Which lines of the entries below include "legend"? List them all.

● Raw data:
= Beginning of Section =

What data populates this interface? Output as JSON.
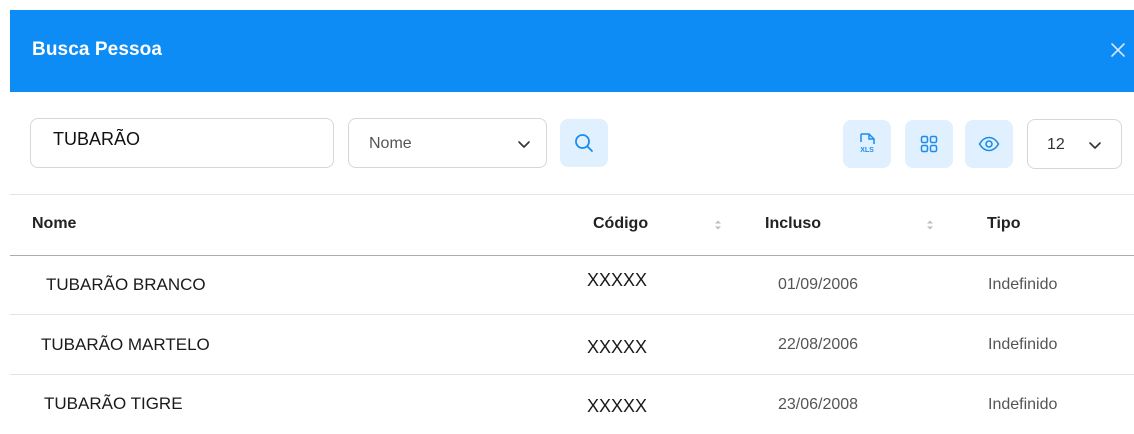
{
  "header": {
    "title": "Busca Pessoa",
    "close_icon": "close-icon"
  },
  "toolbar": {
    "search_value": "TUBARÃO",
    "field_select": {
      "selected": "Nome"
    },
    "search_button_icon": "search-icon",
    "export_xls_icon": "xls-file-icon",
    "grid_view_icon": "grid-icon",
    "visibility_icon": "eye-icon",
    "page_size": {
      "selected": "12"
    }
  },
  "table": {
    "columns": [
      "Nome",
      "Código",
      "Incluso",
      "Tipo"
    ],
    "rows": [
      {
        "nome": "TUBARÃO BRANCO",
        "codigo": "XXXXX",
        "incluso": "01/09/2006",
        "tipo": "Indefinido"
      },
      {
        "nome": "TUBARÃO MARTELO",
        "codigo": "XXXXX",
        "incluso": "22/08/2006",
        "tipo": "Indefinido"
      },
      {
        "nome": "TUBARÃO TIGRE",
        "codigo": "XXXXX",
        "incluso": "23/06/2008",
        "tipo": "Indefinido"
      }
    ]
  },
  "colors": {
    "header_bg": "#0d8cf5",
    "accent": "#1a8cf0",
    "icon_button_bg": "#e1f0fe"
  }
}
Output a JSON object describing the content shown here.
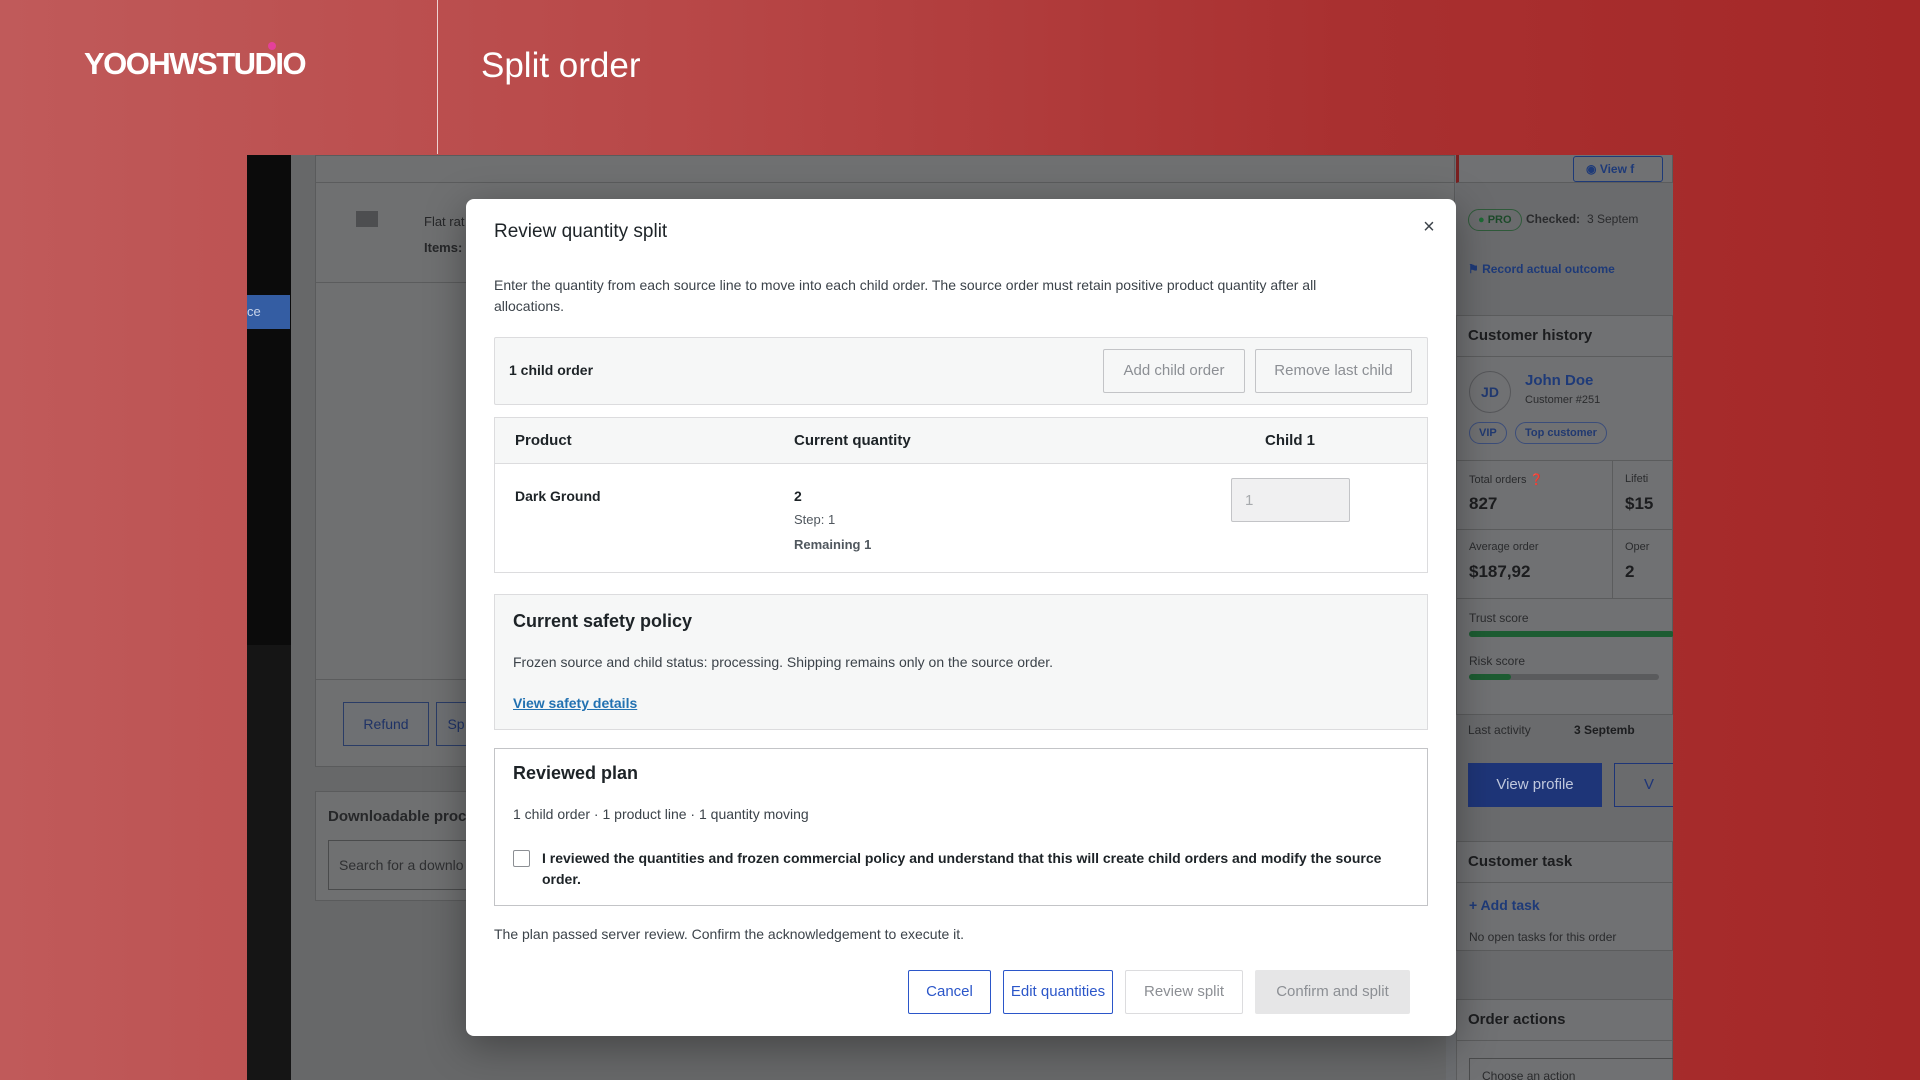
{
  "banner": {
    "brand": "YOOHWSTUDIO",
    "title": "Split order"
  },
  "background_page": {
    "sidebar_tab": "ce",
    "shipping_label": "Flat rat",
    "items_label": "Items:",
    "refund_button": "Refund",
    "split_button_partial": "Sp",
    "downloadable_title": "Downloadable proc",
    "download_search_placeholder": "Search for a downlo",
    "right_panel": {
      "view_link": "View f",
      "pro_badge": "PRO",
      "checked_label": "Checked:",
      "checked_value": "3 Septem",
      "record_outcome": "Record actual outcome",
      "customer_history_title": "Customer history",
      "avatar_initials": "JD",
      "customer_name": "John Doe",
      "customer_number": "Customer #251",
      "tags": [
        "VIP",
        "Top customer"
      ],
      "total_orders_label": "Total orders",
      "total_orders_value": "827",
      "lifetime_label": "Lifeti",
      "lifetime_value": "$15",
      "average_order_label": "Average order",
      "average_order_value": "$187,92",
      "open_label": "Oper",
      "open_value": "2",
      "trust_score_label": "Trust score",
      "trust_score_fraction": 1.0,
      "risk_score_label": "Risk score",
      "risk_score_fraction": 0.22,
      "last_activity_label": "Last activity",
      "last_activity_value": "3 Septemb",
      "view_profile_button": "View profile",
      "second_button_partial": "V",
      "customer_task_title": "Customer task",
      "add_task_link": "Add task",
      "no_tasks_text": "No open tasks for this order",
      "order_actions_title": "Order actions",
      "choose_action_placeholder": "Choose an action"
    }
  },
  "modal": {
    "title": "Review quantity split",
    "close_glyph": "×",
    "intro": "Enter the quantity from each source line to move into each child order. The source order must retain positive product quantity after all allocations.",
    "toolbar": {
      "child_count": "1 child order",
      "add_child_button": "Add child order",
      "remove_child_button": "Remove last child"
    },
    "table": {
      "columns": [
        "Product",
        "Current quantity",
        "Child 1"
      ],
      "rows": [
        {
          "product": "Dark Ground",
          "current_quantity": "2",
          "step": "Step: 1",
          "remaining": "Remaining 1",
          "child_1_value": "1"
        }
      ]
    },
    "policy": {
      "title": "Current safety policy",
      "text": "Frozen source and child status: processing. Shipping remains only on the source order.",
      "link": "View safety details"
    },
    "plan": {
      "title": "Reviewed plan",
      "summary": "1 child order · 1 product line · 1 quantity moving",
      "acknowledgement": "I reviewed the quantities and frozen commercial policy and understand that this will create child orders and modify the source order.",
      "checked": false
    },
    "review_note": "The plan passed server review. Confirm the acknowledgement to execute it.",
    "footer": {
      "cancel": "Cancel",
      "edit_quantities": "Edit quantities",
      "review_split": "Review split",
      "confirm_split": "Confirm and split"
    }
  },
  "colors": {
    "accent_blue": "#2b56c9",
    "link_blue": "#2271b1",
    "brand_dot": "#e5409a",
    "banner_red": "#a42828"
  }
}
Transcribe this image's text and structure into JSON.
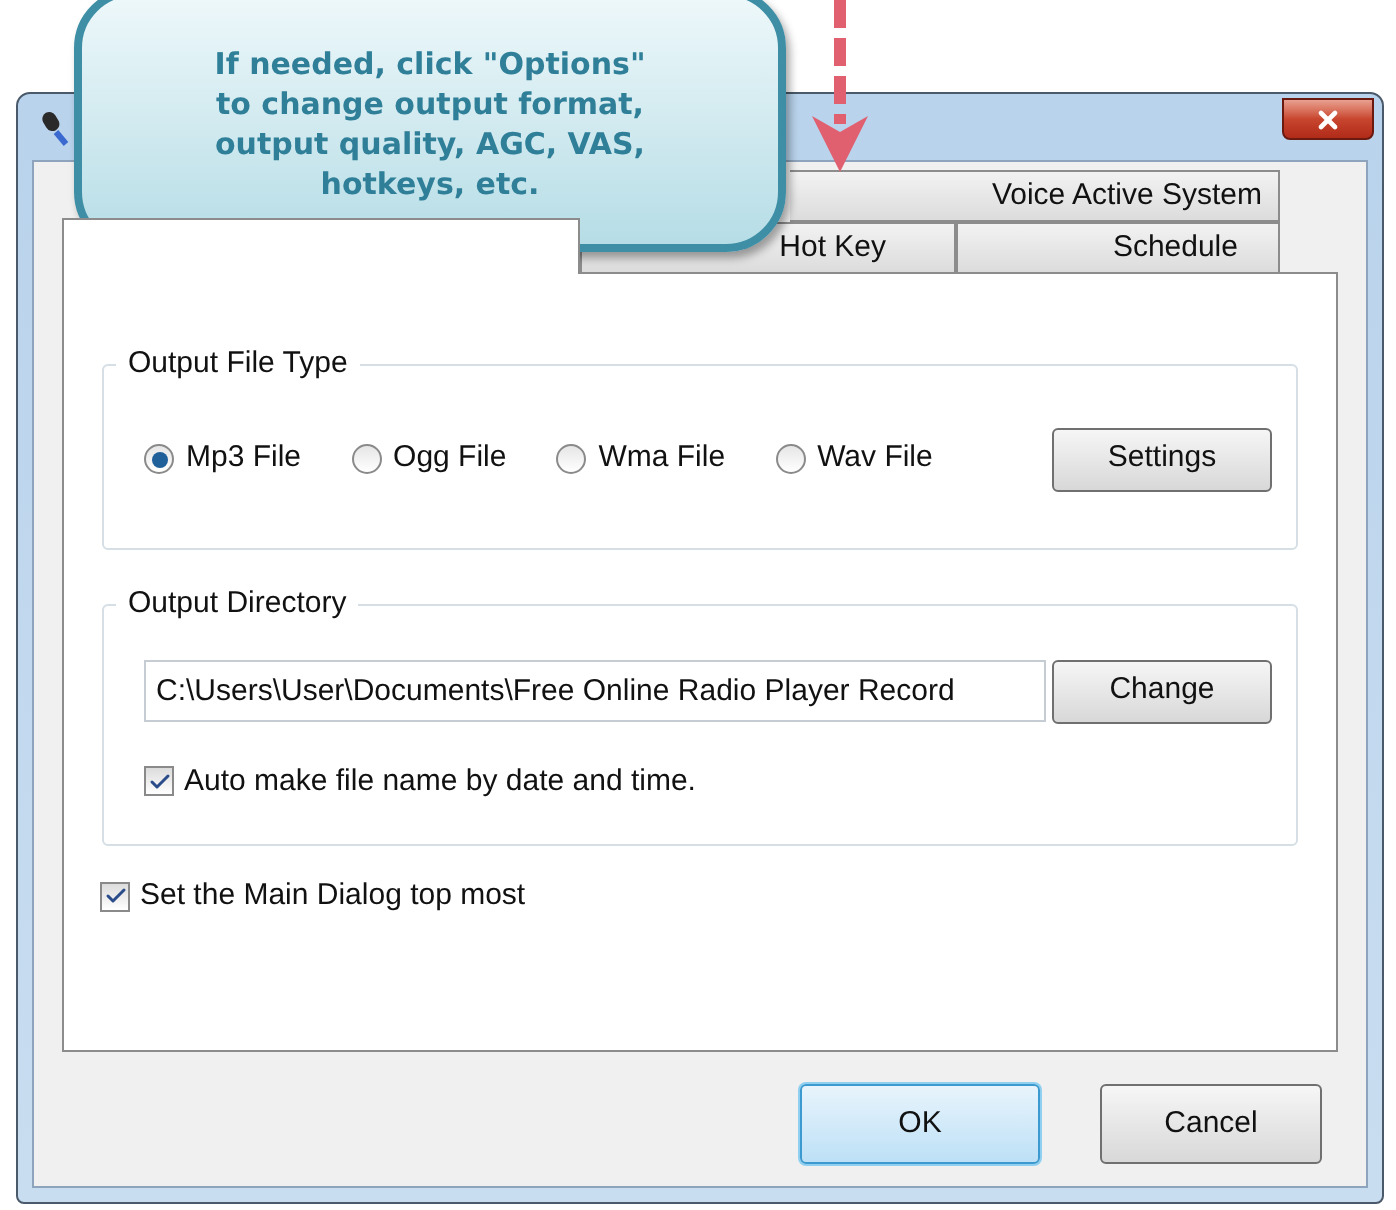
{
  "callout": {
    "lines": [
      "If needed, click \"Options\"",
      "to change output format,",
      "output quality, AGC, VAS,",
      "hotkeys, etc."
    ]
  },
  "tab_rows": [
    {
      "tabs": [
        {
          "label": "Voice Active System",
          "selected": false
        }
      ]
    },
    {
      "tabs": [
        {
          "selected": true
        },
        {
          "label": "Hot Key",
          "selected": false
        },
        {
          "label": "Schedule",
          "selected": false
        }
      ]
    }
  ],
  "output_file_type": {
    "legend": "Output File Type",
    "options": [
      {
        "label": "Mp3 File",
        "selected": true
      },
      {
        "label": "Ogg File",
        "selected": false
      },
      {
        "label": "Wma File",
        "selected": false
      },
      {
        "label": "Wav File",
        "selected": false
      }
    ],
    "button": "Settings"
  },
  "output_directory": {
    "legend": "Output Directory",
    "path": "C:\\Users\\User\\Documents\\Free Online Radio Player Record",
    "button": "Change",
    "auto_name": {
      "label": "Auto make file name by date and time.",
      "checked": true
    }
  },
  "top_most": {
    "label": "Set the Main Dialog top most",
    "checked": true
  },
  "buttons": [
    {
      "label": "OK",
      "default": true
    },
    {
      "label": "Cancel",
      "default": false
    }
  ]
}
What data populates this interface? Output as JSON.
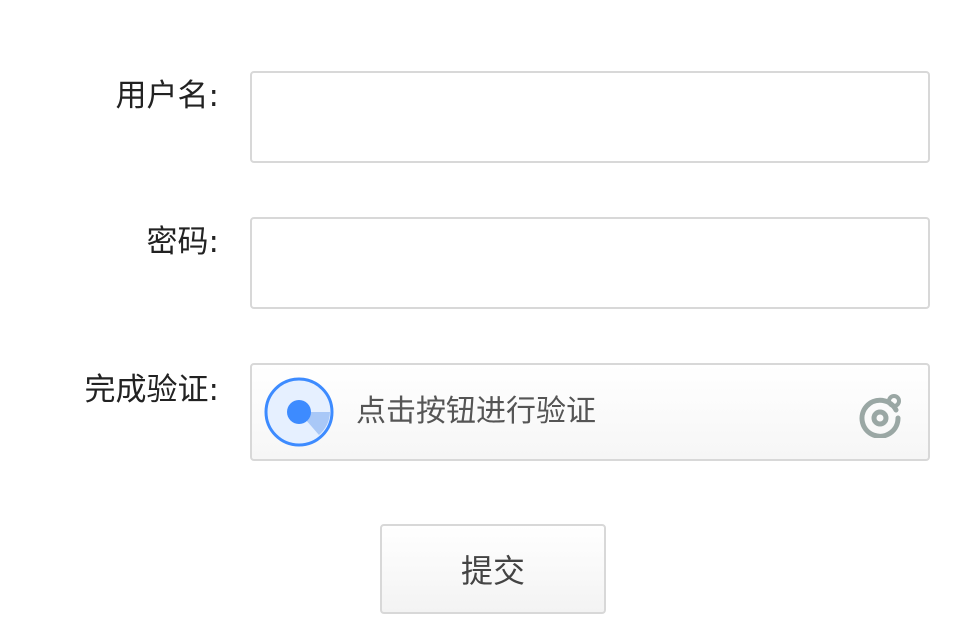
{
  "form": {
    "username": {
      "label": "用户名:",
      "value": "",
      "placeholder": ""
    },
    "password": {
      "label": "密码:",
      "value": "",
      "placeholder": ""
    },
    "verification": {
      "label": "完成验证:",
      "button_text": "点击按钮进行验证",
      "radar_icon": "radar-icon",
      "logo_icon": "geetest-logo-icon"
    },
    "submit_label": "提交"
  },
  "colors": {
    "accent_blue": "#3d8bff",
    "radar_bg": "#e6f0ff",
    "border": "#d8d8d8",
    "logo_gray": "#9aa7a4"
  }
}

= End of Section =

● Exercise answer:
    "legend": "Output File Type",
    "legend": "Output Directory",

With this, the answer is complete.